# [Work order]
Since only the words are wanted, reproduce every entry exactly and leave the images behind.

__________________________________________________

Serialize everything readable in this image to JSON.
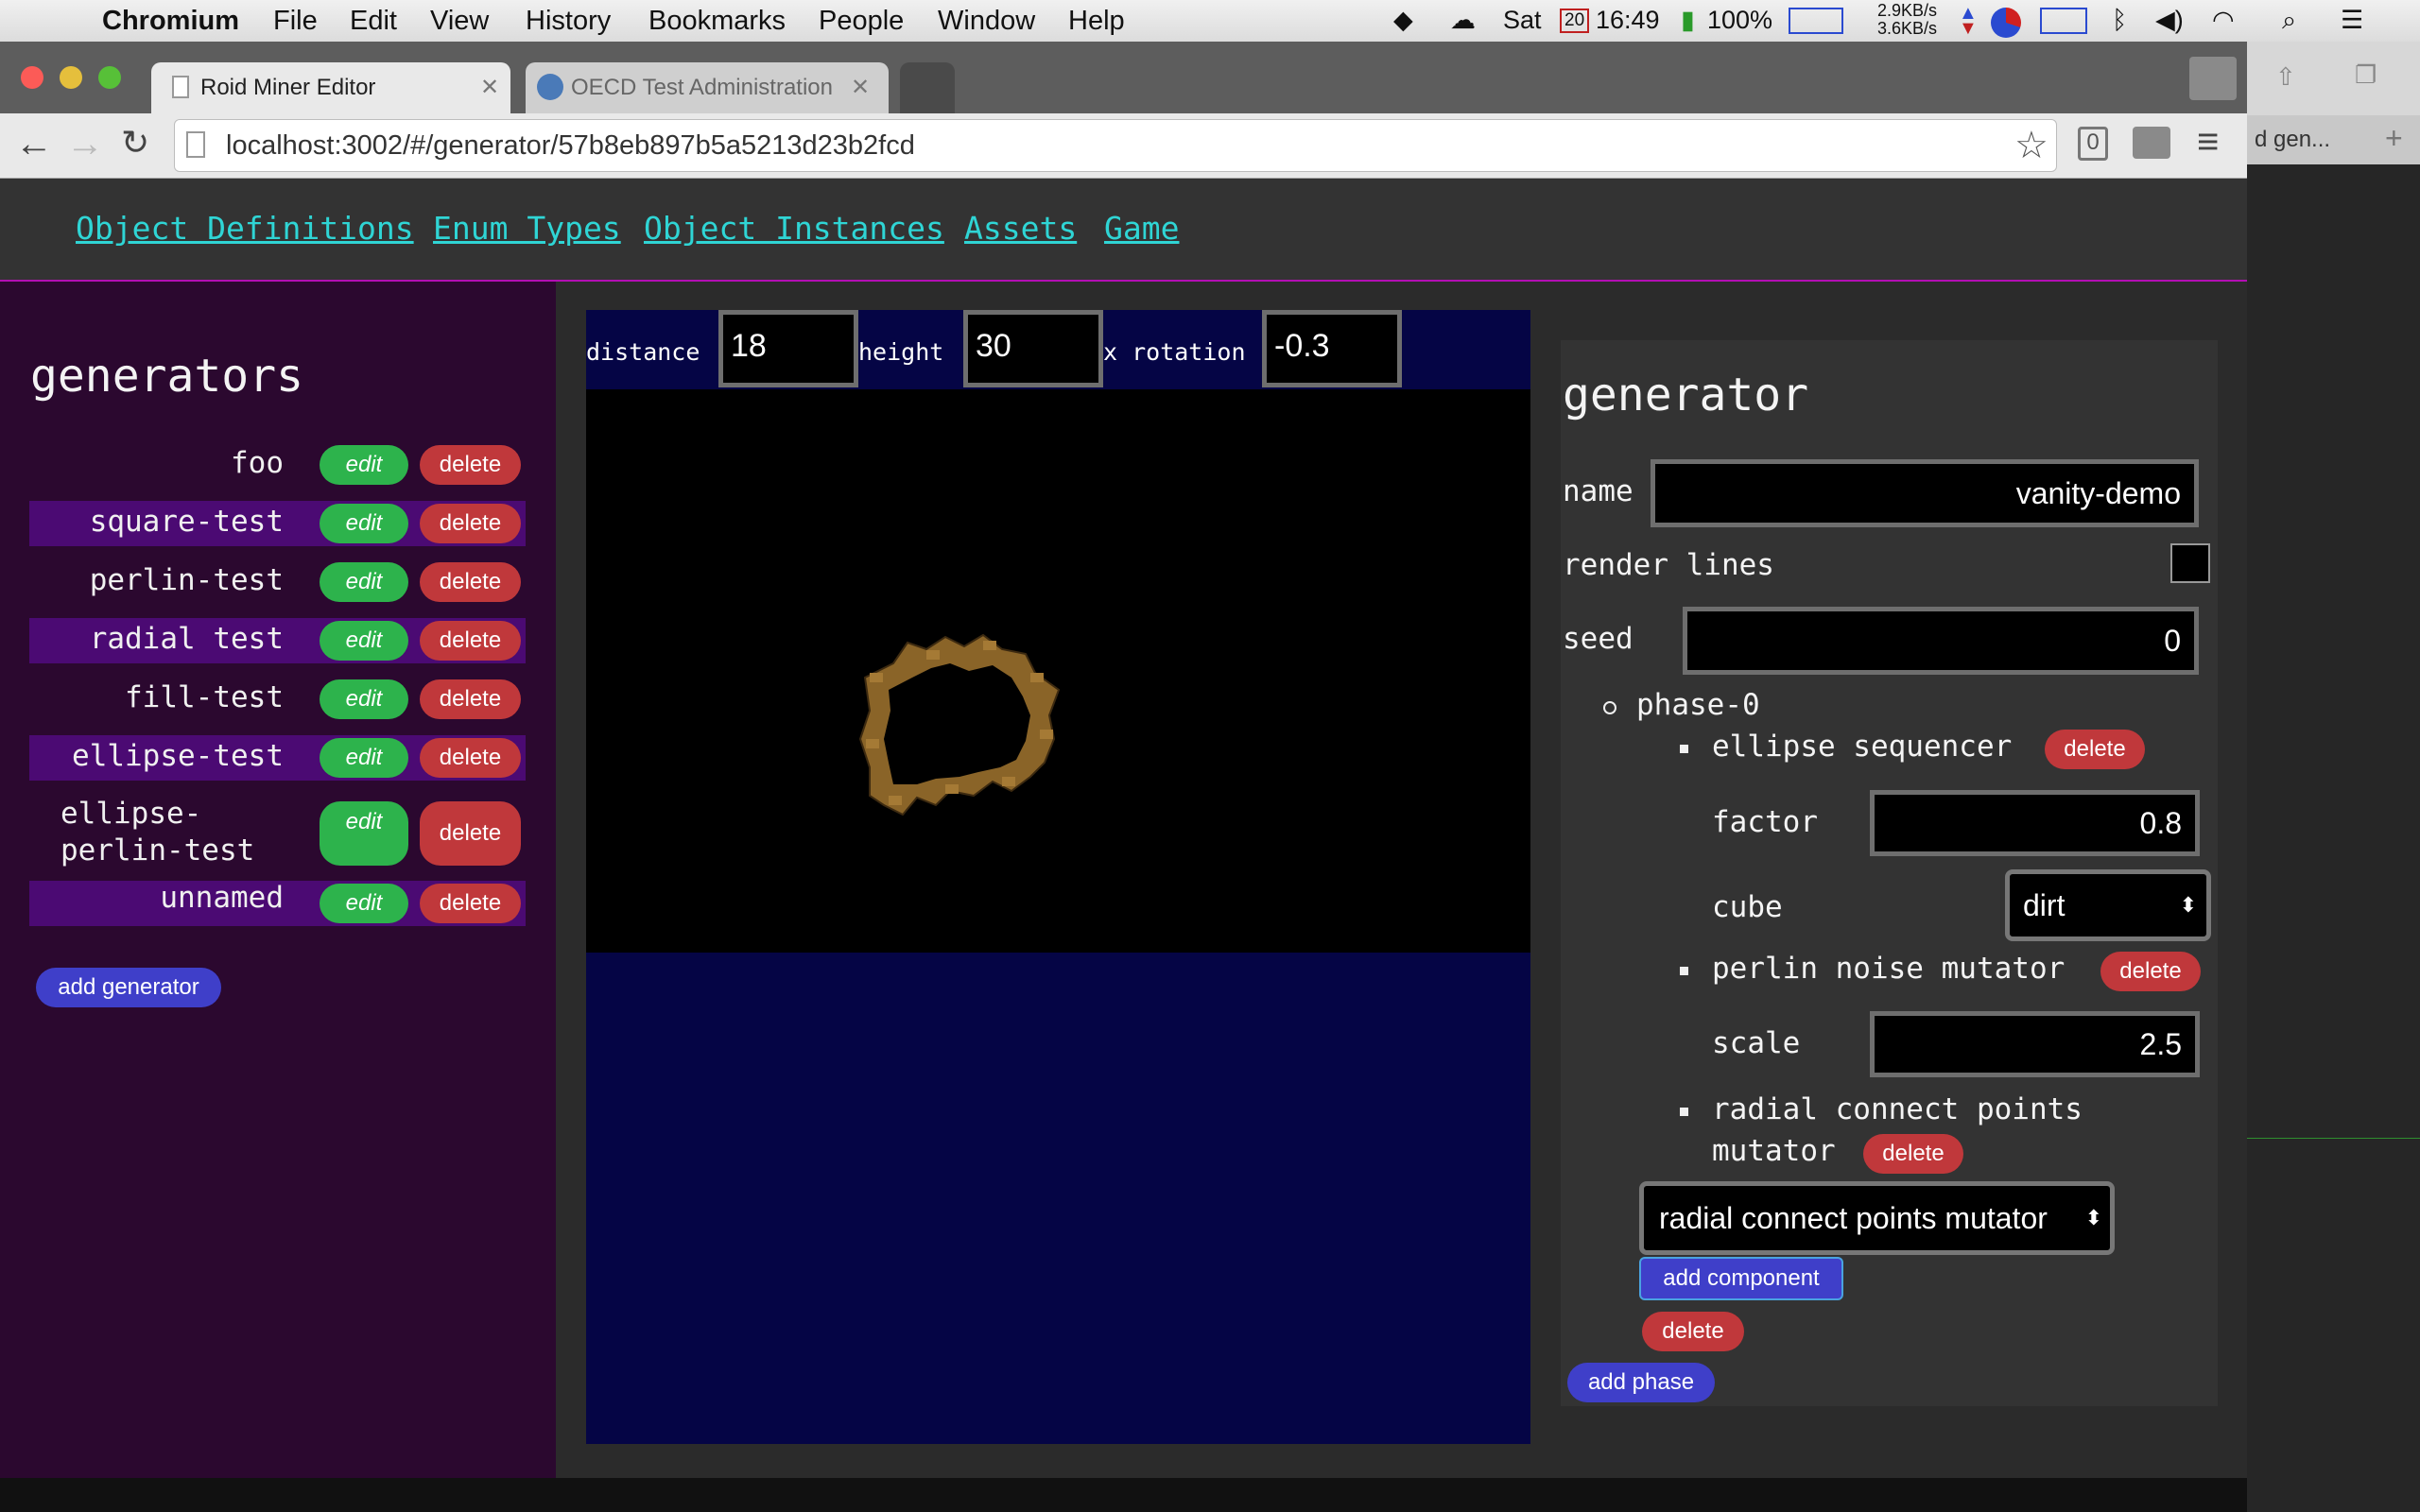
{
  "menubar": {
    "app_name": "Chromium",
    "items": [
      "File",
      "Edit",
      "View",
      "History",
      "Bookmarks",
      "People",
      "Window",
      "Help"
    ],
    "day": "Sat",
    "date_badge": "20",
    "time": "16:49",
    "battery": "100%",
    "net_up": "2.9KB/s",
    "net_down": "3.6KB/s"
  },
  "browser": {
    "tabs": [
      {
        "title": "Roid Miner Editor",
        "active": true
      },
      {
        "title": "OECD Test Administration",
        "active": false
      }
    ],
    "url": "localhost:3002/#/generator/57b8eb897b5a5213d23b2fcd",
    "badge_count": "0",
    "side_window_text": "d gen..."
  },
  "nav": {
    "links": [
      "Object Definitions",
      "Enum Types",
      "Object Instances",
      "Assets",
      "Game"
    ]
  },
  "sidebar": {
    "title": "generators",
    "edit_label": "edit",
    "delete_label": "delete",
    "items": [
      "foo",
      "square-test",
      "perlin-test",
      "radial test",
      "fill-test",
      "ellipse-test",
      "ellipse-perlin-test",
      "unnamed"
    ],
    "add_label": "add generator"
  },
  "viewer": {
    "distance_label": "distance",
    "distance": "18",
    "height_label": "height",
    "height": "30",
    "xrot_label": "x rotation",
    "xrot": "-0.3"
  },
  "panel": {
    "title": "generator",
    "name_label": "name",
    "name_value": "vanity-demo",
    "render_lines_label": "render lines",
    "render_lines_checked": false,
    "seed_label": "seed",
    "seed_value": "0",
    "phase_name": "phase-0",
    "delete_label": "delete",
    "component1": {
      "name": "ellipse sequencer",
      "factor_label": "factor",
      "factor": "0.8",
      "cube_label": "cube",
      "cube": "dirt"
    },
    "component2": {
      "name": "perlin noise mutator",
      "scale_label": "scale",
      "scale": "2.5"
    },
    "component3": {
      "name_line1": "radial connect points",
      "name_line2": "mutator"
    },
    "component_select": "radial connect points mutator",
    "add_component_label": "add component",
    "add_phase_label": "add phase"
  },
  "colors": {
    "nav_link": "#2fd5d5",
    "sidebar_bg": "#2b082f",
    "sidebar_alt_row": "#4b0a73",
    "edit_green": "#2db34c",
    "delete_red": "#c0383b",
    "button_blue": "#3f3fc9",
    "viewport_blue": "#050545"
  }
}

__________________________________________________

# [Your response]
Serialize everything readable in this image to JSON.
{
  "menubar": {
    "app_name": "Chromium",
    "items": [
      "File",
      "Edit",
      "View",
      "History",
      "Bookmarks",
      "People",
      "Window",
      "Help"
    ],
    "day": "Sat",
    "date_badge": "20",
    "time": "16:49",
    "battery": "100%",
    "net_up": "2.9KB/s",
    "net_down": "3.6KB/s"
  },
  "browser": {
    "tabs": [
      {
        "title": "Roid Miner Editor",
        "active": true
      },
      {
        "title": "OECD Test Administration",
        "active": false
      }
    ],
    "url": "localhost:3002/#/generator/57b8eb897b5a5213d23b2fcd",
    "badge_count": "0",
    "side_window_text": "d gen..."
  },
  "nav": {
    "links": [
      "Object Definitions",
      "Enum Types",
      "Object Instances",
      "Assets",
      "Game"
    ]
  },
  "sidebar": {
    "title": "generators",
    "edit_label": "edit",
    "delete_label": "delete",
    "items": [
      "foo",
      "square-test",
      "perlin-test",
      "radial test",
      "fill-test",
      "ellipse-test",
      "ellipse-perlin-test",
      "unnamed"
    ],
    "add_label": "add generator"
  },
  "viewer": {
    "distance_label": "distance",
    "distance": "18",
    "height_label": "height",
    "height": "30",
    "xrot_label": "x rotation",
    "xrot": "-0.3"
  },
  "panel": {
    "title": "generator",
    "name_label": "name",
    "name_value": "vanity-demo",
    "render_lines_label": "render lines",
    "render_lines_checked": false,
    "seed_label": "seed",
    "seed_value": "0",
    "phase_name": "phase-0",
    "delete_label": "delete",
    "component1": {
      "name": "ellipse sequencer",
      "factor_label": "factor",
      "factor": "0.8",
      "cube_label": "cube",
      "cube": "dirt"
    },
    "component2": {
      "name": "perlin noise mutator",
      "scale_label": "scale",
      "scale": "2.5"
    },
    "component3": {
      "name_line1": "radial connect points",
      "name_line2": "mutator"
    },
    "component_select": "radial connect points mutator",
    "add_component_label": "add component",
    "add_phase_label": "add phase"
  },
  "colors": {
    "nav_link": "#2fd5d5",
    "sidebar_bg": "#2b082f",
    "sidebar_alt_row": "#4b0a73",
    "edit_green": "#2db34c",
    "delete_red": "#c0383b",
    "button_blue": "#3f3fc9",
    "viewport_blue": "#050545"
  }
}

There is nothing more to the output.